ASSIGNMENT: Locate the string "likes" in the records below. Copy every line where it occurs.

INPUT FOR THIS TASK:
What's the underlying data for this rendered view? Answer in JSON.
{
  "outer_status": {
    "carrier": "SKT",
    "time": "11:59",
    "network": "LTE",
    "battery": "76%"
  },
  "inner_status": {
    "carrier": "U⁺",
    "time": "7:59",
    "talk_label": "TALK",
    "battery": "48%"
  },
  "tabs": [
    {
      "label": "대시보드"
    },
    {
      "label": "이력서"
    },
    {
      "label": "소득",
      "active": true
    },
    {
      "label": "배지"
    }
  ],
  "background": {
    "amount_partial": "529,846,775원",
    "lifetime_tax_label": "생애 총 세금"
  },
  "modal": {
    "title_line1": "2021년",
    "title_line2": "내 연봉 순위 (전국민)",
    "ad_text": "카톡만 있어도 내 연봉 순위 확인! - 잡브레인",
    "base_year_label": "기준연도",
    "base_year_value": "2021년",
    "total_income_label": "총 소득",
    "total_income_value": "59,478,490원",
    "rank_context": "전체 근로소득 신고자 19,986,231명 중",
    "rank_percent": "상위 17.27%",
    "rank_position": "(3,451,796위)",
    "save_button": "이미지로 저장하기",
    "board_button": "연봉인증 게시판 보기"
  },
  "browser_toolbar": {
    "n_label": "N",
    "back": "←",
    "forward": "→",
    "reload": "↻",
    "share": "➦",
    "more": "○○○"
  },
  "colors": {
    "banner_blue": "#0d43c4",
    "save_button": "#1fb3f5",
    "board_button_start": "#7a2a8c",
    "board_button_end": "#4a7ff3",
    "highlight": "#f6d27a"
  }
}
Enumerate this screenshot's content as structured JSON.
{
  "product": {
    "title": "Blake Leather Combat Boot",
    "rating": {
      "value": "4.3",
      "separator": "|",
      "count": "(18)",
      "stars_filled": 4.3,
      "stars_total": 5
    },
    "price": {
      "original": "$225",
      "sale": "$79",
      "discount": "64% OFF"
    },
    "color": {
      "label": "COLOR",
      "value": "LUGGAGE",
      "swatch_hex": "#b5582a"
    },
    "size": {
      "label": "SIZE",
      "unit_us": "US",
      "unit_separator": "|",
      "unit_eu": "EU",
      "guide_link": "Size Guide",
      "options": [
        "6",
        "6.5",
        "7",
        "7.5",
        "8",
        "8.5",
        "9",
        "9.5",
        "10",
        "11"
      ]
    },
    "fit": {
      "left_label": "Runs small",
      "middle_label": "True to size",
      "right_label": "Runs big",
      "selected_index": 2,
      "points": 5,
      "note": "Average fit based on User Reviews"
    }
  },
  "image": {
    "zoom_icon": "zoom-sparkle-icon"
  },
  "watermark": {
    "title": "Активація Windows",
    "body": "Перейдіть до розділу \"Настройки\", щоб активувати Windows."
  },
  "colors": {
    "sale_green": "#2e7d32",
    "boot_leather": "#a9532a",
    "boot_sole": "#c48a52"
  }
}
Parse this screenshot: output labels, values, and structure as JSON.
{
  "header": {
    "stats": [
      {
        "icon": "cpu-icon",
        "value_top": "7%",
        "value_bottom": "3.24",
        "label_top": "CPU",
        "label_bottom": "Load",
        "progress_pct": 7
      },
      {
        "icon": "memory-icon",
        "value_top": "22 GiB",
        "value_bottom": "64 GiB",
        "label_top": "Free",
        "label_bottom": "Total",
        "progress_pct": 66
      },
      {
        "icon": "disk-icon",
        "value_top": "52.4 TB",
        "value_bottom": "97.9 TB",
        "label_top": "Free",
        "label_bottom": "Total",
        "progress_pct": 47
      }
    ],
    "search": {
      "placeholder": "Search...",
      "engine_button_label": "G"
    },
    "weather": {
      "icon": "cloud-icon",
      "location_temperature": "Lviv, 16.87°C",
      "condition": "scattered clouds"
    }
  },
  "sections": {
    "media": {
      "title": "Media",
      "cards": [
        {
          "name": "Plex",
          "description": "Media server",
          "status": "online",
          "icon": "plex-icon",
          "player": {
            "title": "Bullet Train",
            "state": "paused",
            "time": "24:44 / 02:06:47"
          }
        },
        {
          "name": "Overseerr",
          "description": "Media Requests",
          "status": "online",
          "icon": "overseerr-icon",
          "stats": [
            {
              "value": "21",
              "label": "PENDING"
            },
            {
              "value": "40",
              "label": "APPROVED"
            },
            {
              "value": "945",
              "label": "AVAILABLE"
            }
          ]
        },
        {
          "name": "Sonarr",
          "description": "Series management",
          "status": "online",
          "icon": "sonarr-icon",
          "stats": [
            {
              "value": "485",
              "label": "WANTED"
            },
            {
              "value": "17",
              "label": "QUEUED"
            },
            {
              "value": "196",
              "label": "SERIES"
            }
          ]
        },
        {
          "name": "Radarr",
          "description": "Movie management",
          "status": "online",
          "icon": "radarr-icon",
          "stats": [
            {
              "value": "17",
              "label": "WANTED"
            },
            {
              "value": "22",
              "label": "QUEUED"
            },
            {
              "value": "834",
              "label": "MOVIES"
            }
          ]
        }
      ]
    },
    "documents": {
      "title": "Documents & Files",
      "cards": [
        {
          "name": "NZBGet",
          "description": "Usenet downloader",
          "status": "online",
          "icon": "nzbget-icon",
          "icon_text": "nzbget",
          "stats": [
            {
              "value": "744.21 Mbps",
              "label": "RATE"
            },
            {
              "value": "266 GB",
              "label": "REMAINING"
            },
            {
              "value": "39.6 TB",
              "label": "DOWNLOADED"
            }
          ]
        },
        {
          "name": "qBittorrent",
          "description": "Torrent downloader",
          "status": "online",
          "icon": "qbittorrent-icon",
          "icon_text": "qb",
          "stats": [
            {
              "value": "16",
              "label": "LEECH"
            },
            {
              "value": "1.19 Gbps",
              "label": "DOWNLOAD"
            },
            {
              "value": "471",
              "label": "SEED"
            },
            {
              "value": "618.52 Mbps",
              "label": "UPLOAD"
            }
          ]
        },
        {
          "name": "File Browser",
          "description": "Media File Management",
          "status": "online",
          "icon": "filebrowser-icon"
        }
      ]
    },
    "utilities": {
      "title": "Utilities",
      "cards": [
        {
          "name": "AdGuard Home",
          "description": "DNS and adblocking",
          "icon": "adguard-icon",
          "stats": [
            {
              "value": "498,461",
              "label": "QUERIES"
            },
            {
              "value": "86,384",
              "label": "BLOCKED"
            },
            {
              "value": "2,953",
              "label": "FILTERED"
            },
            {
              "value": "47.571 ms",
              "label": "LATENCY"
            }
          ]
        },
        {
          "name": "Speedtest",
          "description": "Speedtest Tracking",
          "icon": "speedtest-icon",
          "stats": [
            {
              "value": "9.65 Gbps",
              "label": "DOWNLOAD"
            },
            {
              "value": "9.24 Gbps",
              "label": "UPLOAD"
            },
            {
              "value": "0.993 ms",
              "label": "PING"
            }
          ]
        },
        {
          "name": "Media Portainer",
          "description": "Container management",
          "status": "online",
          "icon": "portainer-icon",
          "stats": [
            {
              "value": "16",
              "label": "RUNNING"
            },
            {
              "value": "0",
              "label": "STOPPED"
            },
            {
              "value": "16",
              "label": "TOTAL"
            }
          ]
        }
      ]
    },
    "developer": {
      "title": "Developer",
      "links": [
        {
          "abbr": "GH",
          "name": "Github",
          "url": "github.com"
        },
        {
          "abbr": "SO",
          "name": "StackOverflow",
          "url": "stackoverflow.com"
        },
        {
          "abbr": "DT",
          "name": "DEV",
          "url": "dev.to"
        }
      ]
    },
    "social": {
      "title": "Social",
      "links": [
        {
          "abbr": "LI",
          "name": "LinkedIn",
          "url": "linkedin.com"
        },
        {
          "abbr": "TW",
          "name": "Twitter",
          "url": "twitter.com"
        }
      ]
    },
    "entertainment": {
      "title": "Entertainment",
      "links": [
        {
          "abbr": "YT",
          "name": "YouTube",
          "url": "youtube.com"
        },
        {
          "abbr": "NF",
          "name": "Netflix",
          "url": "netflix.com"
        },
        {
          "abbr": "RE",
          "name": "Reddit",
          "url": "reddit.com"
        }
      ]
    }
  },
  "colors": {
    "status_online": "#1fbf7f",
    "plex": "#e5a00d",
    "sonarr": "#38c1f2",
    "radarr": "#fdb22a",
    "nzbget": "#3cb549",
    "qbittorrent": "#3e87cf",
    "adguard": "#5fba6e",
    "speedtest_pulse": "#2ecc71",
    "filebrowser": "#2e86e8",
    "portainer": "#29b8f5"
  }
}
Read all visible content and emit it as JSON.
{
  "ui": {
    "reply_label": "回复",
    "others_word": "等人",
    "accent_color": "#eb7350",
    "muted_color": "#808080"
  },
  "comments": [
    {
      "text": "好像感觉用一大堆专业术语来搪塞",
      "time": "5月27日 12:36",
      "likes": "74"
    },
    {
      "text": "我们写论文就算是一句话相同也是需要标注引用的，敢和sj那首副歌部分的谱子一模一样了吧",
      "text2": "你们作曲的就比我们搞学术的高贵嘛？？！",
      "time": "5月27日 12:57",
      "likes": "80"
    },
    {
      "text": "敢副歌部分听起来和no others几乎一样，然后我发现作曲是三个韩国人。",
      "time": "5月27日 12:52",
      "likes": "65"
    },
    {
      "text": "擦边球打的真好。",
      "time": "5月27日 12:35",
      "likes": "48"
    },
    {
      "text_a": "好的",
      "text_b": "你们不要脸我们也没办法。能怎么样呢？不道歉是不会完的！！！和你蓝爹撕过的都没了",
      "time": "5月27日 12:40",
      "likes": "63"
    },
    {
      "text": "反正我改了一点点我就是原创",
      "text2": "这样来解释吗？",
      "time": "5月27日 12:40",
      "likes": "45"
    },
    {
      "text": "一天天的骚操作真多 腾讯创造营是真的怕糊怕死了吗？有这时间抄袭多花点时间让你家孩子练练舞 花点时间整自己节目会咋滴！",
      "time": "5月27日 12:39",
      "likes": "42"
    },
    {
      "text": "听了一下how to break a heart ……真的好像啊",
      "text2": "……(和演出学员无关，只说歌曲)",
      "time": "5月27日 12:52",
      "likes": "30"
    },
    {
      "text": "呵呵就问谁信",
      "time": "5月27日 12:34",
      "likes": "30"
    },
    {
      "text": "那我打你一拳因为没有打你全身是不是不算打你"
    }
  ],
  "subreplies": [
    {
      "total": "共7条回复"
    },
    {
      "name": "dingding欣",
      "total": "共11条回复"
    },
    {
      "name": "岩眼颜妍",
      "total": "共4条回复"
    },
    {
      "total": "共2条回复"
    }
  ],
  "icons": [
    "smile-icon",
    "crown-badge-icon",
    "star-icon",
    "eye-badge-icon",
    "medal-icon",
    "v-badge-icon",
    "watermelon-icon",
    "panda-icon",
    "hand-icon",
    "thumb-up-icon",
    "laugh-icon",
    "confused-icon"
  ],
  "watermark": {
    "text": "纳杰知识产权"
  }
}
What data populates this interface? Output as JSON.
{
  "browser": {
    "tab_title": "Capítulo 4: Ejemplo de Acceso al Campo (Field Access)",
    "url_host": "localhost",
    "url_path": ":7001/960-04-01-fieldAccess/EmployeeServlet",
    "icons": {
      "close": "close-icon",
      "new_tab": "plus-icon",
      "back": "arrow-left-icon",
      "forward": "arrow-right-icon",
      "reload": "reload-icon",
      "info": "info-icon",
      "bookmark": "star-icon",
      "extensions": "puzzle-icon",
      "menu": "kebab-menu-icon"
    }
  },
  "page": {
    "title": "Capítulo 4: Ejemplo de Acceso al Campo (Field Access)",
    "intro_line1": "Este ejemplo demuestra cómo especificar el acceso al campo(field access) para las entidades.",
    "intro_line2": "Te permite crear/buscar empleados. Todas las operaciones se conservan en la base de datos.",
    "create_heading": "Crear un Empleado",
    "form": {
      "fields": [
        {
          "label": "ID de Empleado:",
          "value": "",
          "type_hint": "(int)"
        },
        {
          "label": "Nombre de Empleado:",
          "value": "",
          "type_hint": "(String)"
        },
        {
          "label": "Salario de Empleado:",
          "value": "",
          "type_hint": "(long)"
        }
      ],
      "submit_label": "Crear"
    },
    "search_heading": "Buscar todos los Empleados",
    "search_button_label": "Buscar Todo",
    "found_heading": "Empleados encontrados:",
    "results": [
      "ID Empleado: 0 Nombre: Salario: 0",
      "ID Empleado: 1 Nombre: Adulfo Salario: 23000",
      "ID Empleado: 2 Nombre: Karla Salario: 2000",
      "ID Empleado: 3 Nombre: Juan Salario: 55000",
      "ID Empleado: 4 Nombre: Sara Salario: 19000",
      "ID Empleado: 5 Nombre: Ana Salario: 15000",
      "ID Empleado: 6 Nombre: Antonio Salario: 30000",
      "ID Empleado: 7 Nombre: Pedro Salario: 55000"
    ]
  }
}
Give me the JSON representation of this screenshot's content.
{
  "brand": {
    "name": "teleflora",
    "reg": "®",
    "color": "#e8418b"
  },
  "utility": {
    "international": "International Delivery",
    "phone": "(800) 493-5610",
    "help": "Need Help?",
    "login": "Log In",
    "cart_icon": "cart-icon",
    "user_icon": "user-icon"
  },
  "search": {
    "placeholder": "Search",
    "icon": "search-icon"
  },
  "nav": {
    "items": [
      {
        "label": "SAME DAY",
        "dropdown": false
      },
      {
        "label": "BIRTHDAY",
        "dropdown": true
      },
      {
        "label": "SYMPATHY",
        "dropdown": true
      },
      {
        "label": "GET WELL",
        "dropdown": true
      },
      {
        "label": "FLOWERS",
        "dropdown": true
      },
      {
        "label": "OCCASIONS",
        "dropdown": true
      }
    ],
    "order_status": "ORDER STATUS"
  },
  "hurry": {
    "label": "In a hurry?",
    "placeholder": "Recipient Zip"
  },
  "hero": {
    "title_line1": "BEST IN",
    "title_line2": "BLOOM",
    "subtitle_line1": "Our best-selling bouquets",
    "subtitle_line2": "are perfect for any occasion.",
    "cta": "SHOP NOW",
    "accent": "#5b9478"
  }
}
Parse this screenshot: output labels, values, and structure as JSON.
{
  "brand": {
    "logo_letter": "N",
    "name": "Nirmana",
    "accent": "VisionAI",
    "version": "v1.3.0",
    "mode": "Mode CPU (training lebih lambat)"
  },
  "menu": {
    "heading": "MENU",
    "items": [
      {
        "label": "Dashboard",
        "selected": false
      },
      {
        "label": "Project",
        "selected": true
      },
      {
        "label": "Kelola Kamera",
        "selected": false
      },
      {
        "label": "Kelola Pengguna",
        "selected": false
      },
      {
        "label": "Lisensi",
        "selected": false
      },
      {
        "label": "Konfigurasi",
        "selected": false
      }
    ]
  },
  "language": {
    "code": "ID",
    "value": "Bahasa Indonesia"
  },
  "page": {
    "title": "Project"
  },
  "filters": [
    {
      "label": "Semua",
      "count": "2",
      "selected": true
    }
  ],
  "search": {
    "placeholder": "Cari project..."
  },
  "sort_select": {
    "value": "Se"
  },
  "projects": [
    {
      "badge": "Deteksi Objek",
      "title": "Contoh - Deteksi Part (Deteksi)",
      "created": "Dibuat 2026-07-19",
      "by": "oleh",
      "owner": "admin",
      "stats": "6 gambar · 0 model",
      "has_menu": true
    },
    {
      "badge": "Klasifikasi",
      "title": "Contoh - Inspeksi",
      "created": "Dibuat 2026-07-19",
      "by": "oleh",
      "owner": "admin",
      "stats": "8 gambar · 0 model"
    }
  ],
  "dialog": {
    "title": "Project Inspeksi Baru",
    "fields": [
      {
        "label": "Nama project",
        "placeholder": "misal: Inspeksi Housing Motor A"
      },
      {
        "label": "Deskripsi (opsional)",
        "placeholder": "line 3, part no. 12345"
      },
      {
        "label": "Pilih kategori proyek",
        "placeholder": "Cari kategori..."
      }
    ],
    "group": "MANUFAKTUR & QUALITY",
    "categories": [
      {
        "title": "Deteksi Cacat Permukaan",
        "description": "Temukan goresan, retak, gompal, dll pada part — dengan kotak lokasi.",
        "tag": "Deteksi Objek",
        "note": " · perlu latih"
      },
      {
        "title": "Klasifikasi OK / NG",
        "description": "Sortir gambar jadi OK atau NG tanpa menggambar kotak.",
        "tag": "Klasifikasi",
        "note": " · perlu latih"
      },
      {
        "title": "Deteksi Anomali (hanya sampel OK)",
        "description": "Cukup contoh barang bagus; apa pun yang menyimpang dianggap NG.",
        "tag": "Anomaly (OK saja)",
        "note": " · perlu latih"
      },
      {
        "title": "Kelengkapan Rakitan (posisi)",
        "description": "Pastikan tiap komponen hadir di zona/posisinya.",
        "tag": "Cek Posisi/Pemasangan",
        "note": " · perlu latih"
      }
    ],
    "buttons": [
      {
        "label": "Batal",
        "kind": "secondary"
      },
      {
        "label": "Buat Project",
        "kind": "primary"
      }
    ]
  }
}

TASK OUTPUT:
      "likes": "74"
      "likes": "80"
      "likes": "65"
      "likes": "48"
      "likes": "63"
      "likes": "45"
      "likes": "42"
      "likes": "30"
      "likes": "30"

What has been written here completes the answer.